You can make a digital sound synthesizer, for experimentation with sound equipment or with peripheral devices, using special integrated circuits or digital-to-analogue converters (DACs). But here is a simple 8-input digital sound-synthesis circuit for producing audio from digital codes that can be easily interfaced with microcontroller or microprocessor boards having up to eight TTL/CMOS-level digital output pins.
Circuit and working
Fig. 1 shows circuit diagram of the simple interface for digital sound synthesis. It is built around low-power audio amplifier LM386 (IC1), 9V voltage regulator 7809 (IC2) and a bridge rectifier (BR1).
The 8-bit digital code (representing audio signal) input is applied at connector CON4. Resistors R1 through R8 and potmeter VR1 work as a simple DAC circuit. The relationships to get approximate values of resistors in the DAC are:
R1 = 2R2 = 4R3 = 8R4 = 16R5 = 32R6 = 64R7 = 128R8 Value of VR1 can be from 10% of R8 to 20% of R8.
The minimum value of each resistor (R1 through R8) depends on digital output levels. Capacitors C14 and C15, with switches S1 and S2 closed, filter the sound signals, and can be omitted, if not needed.

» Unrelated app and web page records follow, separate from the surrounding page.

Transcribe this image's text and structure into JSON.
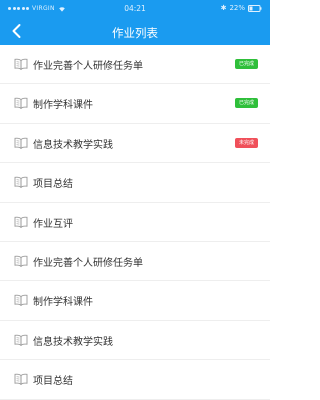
{
  "status_bar": {
    "carrier": "VIRGIN",
    "time": "04:21",
    "battery_text": "22%"
  },
  "header": {
    "title": "作业列表",
    "background": "#1a9bf0"
  },
  "list": [
    {
      "title": "作业完善个人研修任务单",
      "badge": {
        "text": "已完成",
        "color": "#2fbf3a"
      }
    },
    {
      "title": "制作学科课件",
      "badge": {
        "text": "已完成",
        "color": "#2fbf3a"
      }
    },
    {
      "title": "信息技术教学实践",
      "badge": {
        "text": "未完成",
        "color": "#f0505a"
      }
    },
    {
      "title": "项目总结",
      "badge": null
    },
    {
      "title": "作业互评",
      "badge": null
    },
    {
      "title": "作业完善个人研修任务单",
      "badge": null
    },
    {
      "title": "制作学科课件",
      "badge": null
    },
    {
      "title": "信息技术教学实践",
      "badge": null
    },
    {
      "title": "项目总结",
      "badge": null
    }
  ],
  "icons": {
    "row": "book-icon",
    "back": "back-chevron-icon"
  }
}
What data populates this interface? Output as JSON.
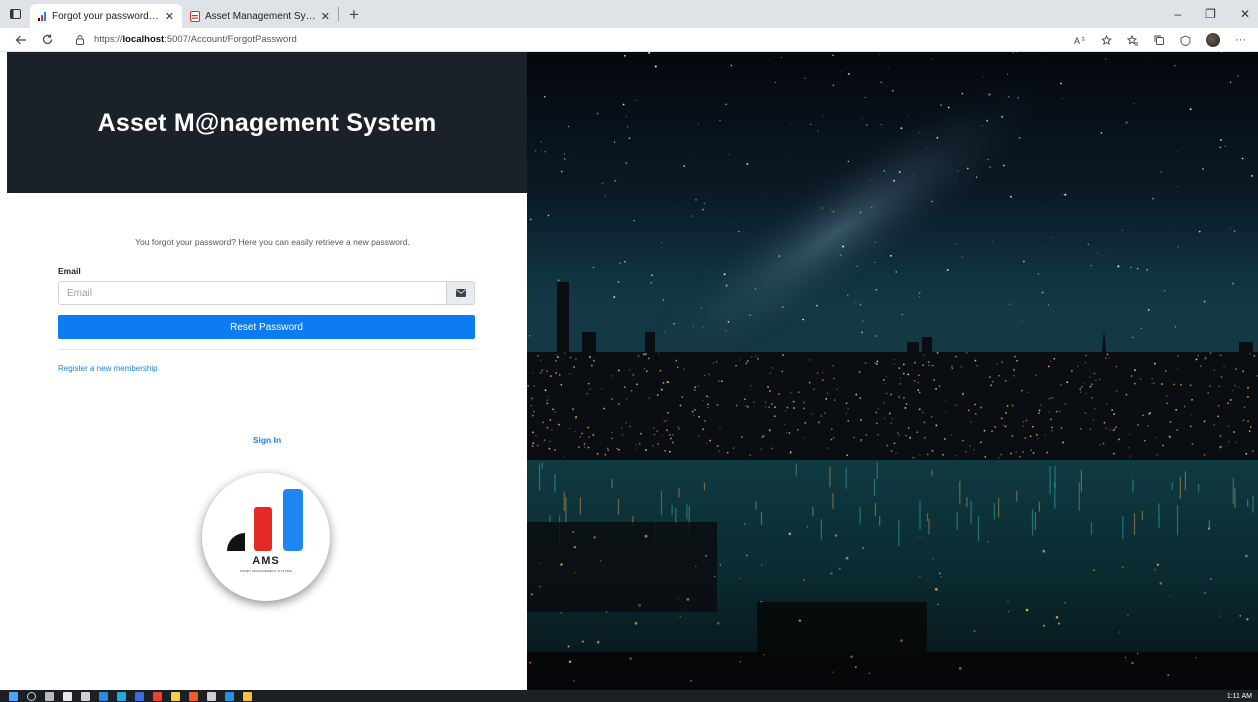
{
  "browser": {
    "tabs": [
      {
        "title": "Forgot your password? - Asset M",
        "close": "✕",
        "active": true
      },
      {
        "title": "Asset Management System.pdf",
        "close": "✕",
        "active": false
      }
    ],
    "new_tab": "+",
    "url_prefix": "https://",
    "url_host": "localhost",
    "url_path": ":5007/Account/ForgotPassword",
    "window_controls": {
      "minimize": "–",
      "restore": "❐",
      "close": "✕"
    },
    "toolbar_more": "···"
  },
  "page": {
    "app_title": "Asset M@nagement System",
    "intro": "You forgot your password? Here you can easily retrieve a new password.",
    "email_label": "Email",
    "email_placeholder": "Email",
    "email_value": "",
    "reset_button": "Reset Password",
    "register_link": "Register a new membership",
    "signin_link": "Sign In",
    "logo_text": "AMS",
    "logo_subtext": "ASSET MANAGEMENT SYSTEM"
  },
  "colors": {
    "header_bg": "#1b2129",
    "accent_blue": "#0d7bf2",
    "logo_red": "#e32a26",
    "logo_blue": "#1d86f2",
    "logo_black": "#111111"
  },
  "taskbar": {
    "clock": "1:11 AM"
  }
}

The audio input is amplified by LM386 low-power amplifier. The gain is set to 200. With 9V power supply, the circuit outputs around 0.5W. The loudspeaker can be 4-ohm, but 8-ohm or higher is preferred to avoid overloading LM386.
The power supply is built around voltage regulator 7809 which gives a 9V regulated output. You can use 4-9V DC as external supply at CON7 input when 230V AC mains is not available.
Diode D1 is used for reverse protection of the regulator.
Construction and testing
An actual-size, single-side PCB for simple interface for digital sound synthesis (excluding the dotted box shown in the circuit) is shown in Fig. 2 and its component layout in Fig. 3. After assembling the circuit on a PCB, enclose it in a suitable plastic box.
Download PCB and component layout PDFs: click here
For testing, generate 1kHz square-wave signal and connect it to any input line of CON4 (D0 through D7). You will hear sound in the speaker connected at CON5.
You can write a simple software code, burn it into the microcontroller, connect its port pins to CON4 and check output from the speaker. You may change the code to various audio frequencies and check the output for experimentation.
You can also use this circuit as a simple audio signal mixer by applying the audio signals (including square-wave signals) at inputs D0 through D8.
Before using the circuit, do verify that voltages at test points are as per table.
The author was a researcher and assistant professor in Technical University of Sofia (Bulgaria) and expert-lecturer in OFPPT (Casablanca), Kingdom of Morocco. Now he is working as an electronics engineer in the private sector Bulgaria